incomplete antigen. It must bind with a protein to become inmunogentic and reactive
Antigentic Determinate
Specific portion of an antigene which are immunogentic and reactive.
Antigen
chemical "name tag" which provoke an immune response.
self peptid
are not immunogentic to our own bodies unless autoimmune disease has occur.
Foreign (non Specific) Antigen
provoke immune response.
The role of macrophages and antigen-presenting cells in adaptive immunity.
Macrophages non specifically engulf pathogen and display anti gentic determinate on there class II MHC proteins. At that point phagocytes are called APC and there job is to seek and activate lymphocytes with receptors that are complementary to the anti genetic determinate.
Immune competence
lymphocytes are programmed to fight off one specific antigentic determinate.
Self tolerance
lymphocyte are programmed to ignore body cells. baring self pepetids on there class I mhc Protein.
Antigene Challenge
occurs when an antigenetic determinate combines with a receptor on a symphocyte.
clonal expansion
mature lymphocytes rapidly reprodcue by mitosis
differation of b and t cells
is the process where lymphocytes take on specific roles.
B-cells
Provide humeral immunity which is when antibodies target pathogenes in the blody fluids.
T cells
Cell mediated immunity which is when pathogenes or pathogen infected body cells are distroyed by t cells.
humoral immunity
B lymphocytes differntiate into plasma cells. which produce antibodies against pathogens in the body fluid.
recount the roles of plasma cells and memory b cells in humoral immunity.
memory b cells become active secondary immune respone. (2nd time you see the same pathogen)
Active immunity
the organism produce antibodies themselves in generate memory its systemic and its specific are antigenic determinate.

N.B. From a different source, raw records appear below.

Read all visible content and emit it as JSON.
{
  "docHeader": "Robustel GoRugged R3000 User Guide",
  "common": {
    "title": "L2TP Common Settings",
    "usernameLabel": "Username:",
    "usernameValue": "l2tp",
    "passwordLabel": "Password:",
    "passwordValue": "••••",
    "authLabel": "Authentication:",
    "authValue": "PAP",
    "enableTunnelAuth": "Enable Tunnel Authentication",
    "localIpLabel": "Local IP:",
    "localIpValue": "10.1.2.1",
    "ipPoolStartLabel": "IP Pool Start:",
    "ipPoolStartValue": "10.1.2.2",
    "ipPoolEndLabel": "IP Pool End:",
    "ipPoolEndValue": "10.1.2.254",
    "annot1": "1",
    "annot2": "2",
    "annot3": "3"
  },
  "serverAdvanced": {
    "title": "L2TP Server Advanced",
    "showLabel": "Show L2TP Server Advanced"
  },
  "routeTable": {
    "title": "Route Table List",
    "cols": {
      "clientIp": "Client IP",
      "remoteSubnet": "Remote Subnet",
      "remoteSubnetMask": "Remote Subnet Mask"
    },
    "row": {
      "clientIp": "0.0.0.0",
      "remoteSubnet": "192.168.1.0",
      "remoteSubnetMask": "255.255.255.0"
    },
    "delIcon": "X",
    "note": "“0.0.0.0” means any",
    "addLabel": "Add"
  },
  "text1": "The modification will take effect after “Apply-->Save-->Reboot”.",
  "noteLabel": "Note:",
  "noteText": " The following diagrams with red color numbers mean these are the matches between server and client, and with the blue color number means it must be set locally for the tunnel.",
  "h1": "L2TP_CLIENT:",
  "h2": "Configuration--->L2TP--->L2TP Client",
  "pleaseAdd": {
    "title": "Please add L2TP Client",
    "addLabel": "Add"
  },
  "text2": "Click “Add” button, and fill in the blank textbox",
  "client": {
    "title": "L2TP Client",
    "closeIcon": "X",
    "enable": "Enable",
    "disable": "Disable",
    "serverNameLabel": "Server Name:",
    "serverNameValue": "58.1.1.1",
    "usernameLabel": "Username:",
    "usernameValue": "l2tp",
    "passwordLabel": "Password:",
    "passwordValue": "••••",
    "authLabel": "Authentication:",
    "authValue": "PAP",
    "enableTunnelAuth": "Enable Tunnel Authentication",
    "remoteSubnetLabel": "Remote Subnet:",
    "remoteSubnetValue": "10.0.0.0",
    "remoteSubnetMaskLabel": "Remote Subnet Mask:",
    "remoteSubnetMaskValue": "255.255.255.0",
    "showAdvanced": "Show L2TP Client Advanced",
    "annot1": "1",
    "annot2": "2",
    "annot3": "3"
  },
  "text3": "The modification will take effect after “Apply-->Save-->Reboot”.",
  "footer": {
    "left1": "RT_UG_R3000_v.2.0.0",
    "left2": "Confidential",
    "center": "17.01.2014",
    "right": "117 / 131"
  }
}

2 types of active immunity
Naturally occurred-which is getting sick
Artificial -vaccine with weakened pathogen.
Passive immunity
Another organism produces the antibodies. No Memory and immunity lasts about a week.
2 types of of Passive Immunity
Natural-passed from mother to fetus via breast milk or through palcenta.
Artificial-Injection with just antibodies.
Primary immune response
Peak 10 days after antigen challenge.
secondary immune response.
Antibody levels peak within 3 days memory b cells and anitbody levels are higher in blood plasma longer.
4 classes of organ transplant
1. autograf (self to self)
2.isograf (from identical twin)
3.allograft (among same species)
4.Zinograft (across species)
Cell mediated immunity
T lymphocyes (t-cells) directly attack pathogens or infected cells.
Helper T-cells
CD4 cells (helper tcells) They help activate cytotoxic t-cells and B cells
Cytoxic T cells
CD8 Cells Directly attack pathogens and infected t cells.
memory cells
Activate during 2nd immune response
cypressor t cells
which wind down the immune system.
HIV/Aids
HIV infects CD4 cells and weakens the immune system making you more susceptible to diseases.
Autoimmune disease
Immune system targets specific types of healthy body cells. RA, Lupus, etc.
hypersensitive
Allergy. immune system over reacts.